honeyHumans have been using honey as medicine for thousands of years. Its good for just about everything. It’s calming qualities help to soothes coughs and throat irritations, its’ curative qualities help to regenerate skin growth for wounds and burns, and its’ absorptive qualities kill off bacteria in skin outbreaks and infections. It is a readily available and compact form of complex carbohydrates, ideal for circumstances of malnutrition as well as for athletes. Because it is already broken down by the bees, in the process of making it, honey helps with digestion as well as to stimulate the appetite. It truly can be considered nature’s miracle drug.

It is also important to keep in mind how much bees work to generate this stuff. Bees fly over 55,000 miles visiting 2 million flowers to produce 1 pound of honey. That’s equivalent to flying around the world 4 times. They of course, do this for themselves.

Upon completing all other roles, within the hive, the honey bee takes on the role of a forager and leaves the hives in pursuit of the life giving nectar produced by nearby flowers. Honey bees will fly up to 6 miles from the hive in order to fill their mouths with this sweet life giving substance. Once they return to the hive, the forager passes the nectar off to a receiving bee by way of a kiss. Through this transaction the flower nectar is mixed with stomach enzymes and begins to breakdown and condense into the final honey state.

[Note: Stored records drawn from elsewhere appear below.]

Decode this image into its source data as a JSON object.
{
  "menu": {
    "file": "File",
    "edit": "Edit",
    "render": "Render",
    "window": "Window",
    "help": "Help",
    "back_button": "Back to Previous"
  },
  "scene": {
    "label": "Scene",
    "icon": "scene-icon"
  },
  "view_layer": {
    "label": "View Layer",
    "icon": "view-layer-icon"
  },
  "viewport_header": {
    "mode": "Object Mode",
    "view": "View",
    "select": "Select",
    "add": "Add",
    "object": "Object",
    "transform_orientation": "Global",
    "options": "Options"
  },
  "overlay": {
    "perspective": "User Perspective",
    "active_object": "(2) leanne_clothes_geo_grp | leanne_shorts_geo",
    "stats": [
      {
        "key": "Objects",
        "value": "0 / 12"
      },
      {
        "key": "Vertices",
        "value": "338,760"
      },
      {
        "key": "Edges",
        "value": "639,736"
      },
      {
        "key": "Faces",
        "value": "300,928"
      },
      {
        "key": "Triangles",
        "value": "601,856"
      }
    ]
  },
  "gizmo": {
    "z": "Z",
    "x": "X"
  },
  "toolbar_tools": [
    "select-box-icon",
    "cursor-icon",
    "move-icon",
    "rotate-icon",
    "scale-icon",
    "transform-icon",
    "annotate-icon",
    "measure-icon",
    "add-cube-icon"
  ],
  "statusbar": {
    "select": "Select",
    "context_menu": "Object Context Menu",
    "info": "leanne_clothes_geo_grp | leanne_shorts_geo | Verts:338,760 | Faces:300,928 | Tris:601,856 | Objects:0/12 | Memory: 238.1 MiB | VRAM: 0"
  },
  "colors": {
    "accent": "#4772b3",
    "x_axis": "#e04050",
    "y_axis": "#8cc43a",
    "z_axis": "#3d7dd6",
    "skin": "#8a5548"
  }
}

The receiving bee then makes it’s way through the hive before regurgitating the nectar enzyme mix into previously built honey cells where it will further condense. Once that cell is filled by at least 9 foraging trips and the remaining moisture content is reduced below 18% ,  it is capped off by a thin layer of wax, (yes, produced by bees as well) where it will be stored indefinitely until future use.

They do of course have a reason. All this work provides them with the food and nutrients they need to pass through flowerless winters.

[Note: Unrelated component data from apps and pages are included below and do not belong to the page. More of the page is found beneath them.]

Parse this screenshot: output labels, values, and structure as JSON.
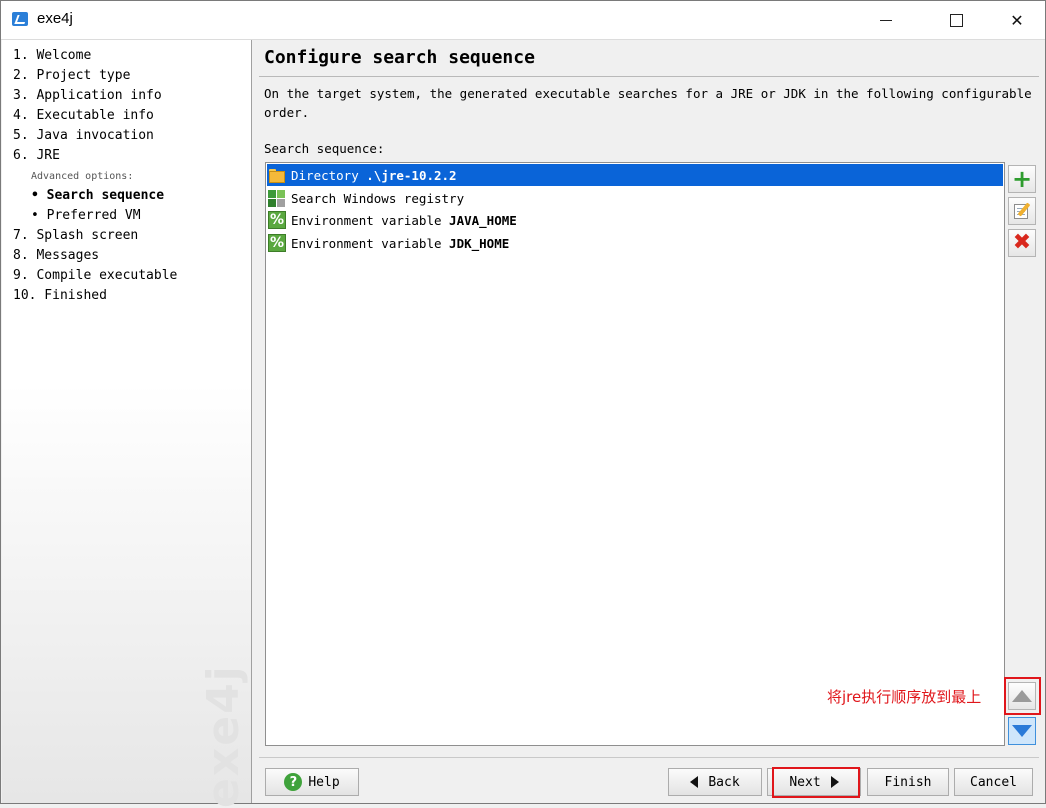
{
  "window": {
    "title": "exe4j",
    "controls": {
      "minimize": "minimize",
      "maximize": "maximize",
      "close": "✕"
    }
  },
  "sidebar": {
    "steps": [
      {
        "label": "1. Welcome"
      },
      {
        "label": "2. Project type"
      },
      {
        "label": "3. Application info"
      },
      {
        "label": "4. Executable info"
      },
      {
        "label": "5. Java invocation"
      },
      {
        "label": "6. JRE"
      }
    ],
    "advanced_label": "Advanced options:",
    "sub_steps": [
      {
        "label": "• Search sequence",
        "active": true
      },
      {
        "label": "• Preferred VM",
        "active": false
      }
    ],
    "steps_after": [
      {
        "label": "7. Splash screen"
      },
      {
        "label": "8. Messages"
      },
      {
        "label": "9. Compile executable"
      },
      {
        "label": "10. Finished"
      }
    ],
    "watermark": "exe4j"
  },
  "main": {
    "heading": "Configure search sequence",
    "description": "On the target system, the generated executable searches for a JRE or JDK in the following configurable order.",
    "list_label": "Search sequence:",
    "entries": [
      {
        "prefix": "Directory ",
        "value": ".\\jre-10.2.2",
        "icon": "folder-icon",
        "selected": true
      },
      {
        "prefix": "Search Windows registry",
        "value": "",
        "icon": "registry-icon",
        "selected": false
      },
      {
        "prefix": "Environment variable ",
        "value": "JAVA_HOME",
        "icon": "percent-icon",
        "selected": false
      },
      {
        "prefix": "Environment variable ",
        "value": "JDK_HOME",
        "icon": "percent-icon",
        "selected": false
      }
    ]
  },
  "side_toolbar": {
    "add": "+",
    "remove": "✖"
  },
  "annotation": {
    "text": "将jre执行顺序放到最上",
    "color": "#e0161b"
  },
  "buttons": {
    "help": "Help",
    "help_glyph": "?",
    "back": "Back",
    "next": "Next",
    "finish": "Finish",
    "cancel": "Cancel"
  },
  "colors": {
    "selection": "#0a64d8",
    "accent_green": "#2e9c2e",
    "delete_red": "#d9281d"
  }
}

Knowing how much energy Bees put into producing this commodity, its important and even advantageous to keep in mind its value when consuming and applying.

Beekeeping Basics and Beneficial Use of Beehive Products

Beekeeping Basics and Beneficial Use of Beehive Products


©2012 Julien L. Balmer, all rights reservedVISUALSPECTRUM photography | Bangkok & Zürich

©2012 Julien L. Balmer, all rights reserved
VISUALSPECTRUM photography | Bangkok & Zürich

You don’t need a whole lot to become a beekeeper. More than anything you need motivation. Remember the bees do most of the work! In the third phase of our implementation plan we provide new beekeepers with the confidence to immerse themselves into their new hives. After the basic biology is understood, the hive becomes pretty self explanatory. Bees don’t tend to complicate things, they collaborate with the other 50,000 members of the hive in order to achieve what they need to in order to survive.

Once this is understood we can then look at the products of the hive and why and how they are created.  We then as beekeepers, implement appropriate collection methods in order to collect the bee products for our personal consumption and application. Propolis, and pollen are both full of nutrient rich properties that are of interest for human consumption.

It’s also important for us to understand the agricultural benefits of integrating beehives into our communities. Pollination will increase the flowers and plants we have around us, which means that the local crop yield will increase accordingly as well.

For sustainability sake, and also for what some people might consider the most attractive element of beekeeping, its nice to look at  the economic benefits of beekeeping. A strong working hive can produce close to 200 pounds or 90 kilos of honey during a strong season. Its important to leave the bees with a fair share, as they need it to survive through winter. If you were to take half of that and multiply it by 10 dollars per pound you get 1000$ dollars. Factor in packing costs and maybe your down to 800$, on just one hive. Not bad right?